In today’s evolving manufacturing landscape, embracing digital disruption is a fact of business prosperity.
“The mantra at every board level needs to be ‘transform or be transformed,’” says Keven Peesker, President of Microsoft Canada, in an interview with Yvon Audette, Partner and National Leader, IT Advisory at KPMG in Canada. “To remain competitive and to evolve with the customer, organizations need to be thinking about how they can use data as a strategic asset and optimize their operations in new and innovative ways to better engage their customers.”
When it comes to business transformation, Big Data is one of the most significant disruptive advancements manufacturers can, and must, adopt. According to the International Data Corporation (IDC), more data has been created in the past two years than in the entire previous history of the world. It estimates by 2020, 1.7 megabytes of new information will be created every second for every human being on the planet, and by 2025, the world will produce 163 zettabytes of data a year.

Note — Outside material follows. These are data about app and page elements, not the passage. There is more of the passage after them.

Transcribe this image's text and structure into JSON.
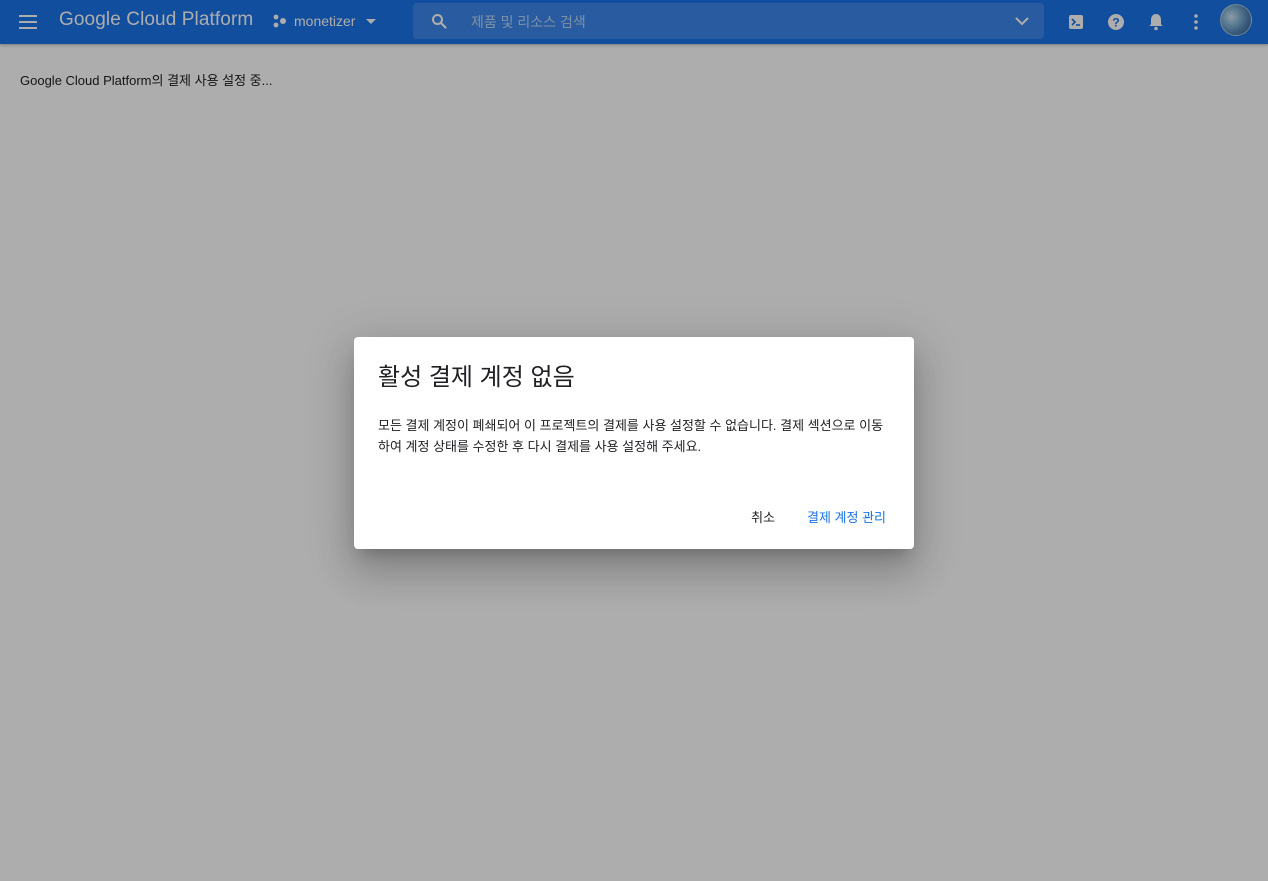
{
  "header": {
    "brand": "Google Cloud Platform",
    "project_name": "monetizer",
    "search_placeholder": "제품 및 리소스 검색"
  },
  "main": {
    "loading_text": "Google Cloud Platform의 결제 사용 설정 중..."
  },
  "dialog": {
    "title": "활성 결제 계정 없음",
    "body": "모든 결제 계정이 폐쇄되어 이 프로젝트의 결제를 사용 설정할 수 없습니다. 결제 섹션으로 이동하여 계정 상태를 수정한 후 다시 결제를 사용 설정해 주세요.",
    "cancel_label": "취소",
    "manage_label": "결제 계정 관리"
  },
  "colors": {
    "header_bg": "#1a73e8",
    "link": "#1a73e8",
    "scrim": "rgba(0,0,0,0.32)"
  },
  "icons": {
    "menu": "hamburger-icon",
    "project": "project-dots-icon",
    "search": "search-icon",
    "chevron": "chevron-down-icon",
    "terminal": "cloud-shell-icon",
    "help": "help-icon",
    "notifications": "bell-icon",
    "more": "more-vert-icon"
  }
}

“The data is out there and many organizations are already sitting on decades of operational and customer data to begin with,” Peesker says. “Now, they need to invest in the tools and capabilities to organize that data and pull insights from it that will help businesses understand customer attitudes and behaviours.”
Innovative service models and emerging mobile technologies, Peesker says, are critical in helping business be more customer-focused and optimize their operations. “AI, in particular, will be critical in driving innovation. Through it, technology will become more intuitive, more conversational, and more intelligent, and enable businesses to better know and serve their customers in previously unimaginable ways.”
Disruptive technologies will enable organizations to develop and support new business models, advanced product innovation and holistic customer servitization.
The time to embrace digital disruption is now, according to KPMG’s 2018 Canadian CEO Outlook. The Outlook, released in June, finds Canadian CEOs are “overwhelmingly optimistic” about change, noting 96 percent of survey respondents say they view technological disruption as more of an opportunity than a threat. Comparatively, in the same survey last year, only 74 percent of CEOs were as positive about this disruption.
“There is a reason CEOs want to talk to us about predictive analytics; it’s because they know it is the key to vastly improved decision-making,” writes Shreeshant Dabir, National Lead, Lighthouse KPMG in Canada, and Carl Barrelet, Lighthouse KPMG in Canada.
Describing it as a continuously evolving field, Dabir and Barrelet say analytics help organizations better understand their operations, clientele and market by identifying trends while interpreting the performance of products/services and market position. “Successful businesses are those that leverage and push the boundaries of analytics to attain reliable, predictive insights, unleashing opportunities for operational performance, risk management, and improved customer experience.”
They suggest several ways Canadian CEOs can enhance their data analytics capabilities and improve decision-making. First, organizations must understand what predictive analytics can do. Spend time talking to advisors, startups, incubators and service providers about what they see in the market, they advise, so businesses can assess how and where predictive analytics can improve the business value.
Developing a roadmap that is practical and strategic for digitization is key to embedding analytics into the company culture, Dabir and Barrelet note. In order to make analytics an essential tool, businesses must remove data siloes and scale up analytics successes. They recommend moving the predictive analytics team “down the hall from the executive suite” to provide immediate access to insights while encouraging employees to integrate analytics into their work processes.
As well, organizations should focus on “small yet reliable” data sets. “Instead of spending all your time and resources on gathering as much data as possible, start exploring what data could be telling you and then focus your efforts on finding and curating the right data to support deeper insights,” Dabir and Barrelet write. “The need for good data is much greater now than ever before and your organization needs to have a robust enterprise data strategy in order to deploy intelligent automation at scale.”
Technological advancements will continue to reshape today’s workplaces, allowing organizations to drive operating efficiency and create new, innovative solutions rather than pursue traditional ways of doing business. Dabir and Barrelet estimate within the next three years, all corporate decision-making will be influenced – in some way or another – by predictive analytics.
This editorial was originally published in the July/August 2018 issue of PrintAction, now available online.
Print this page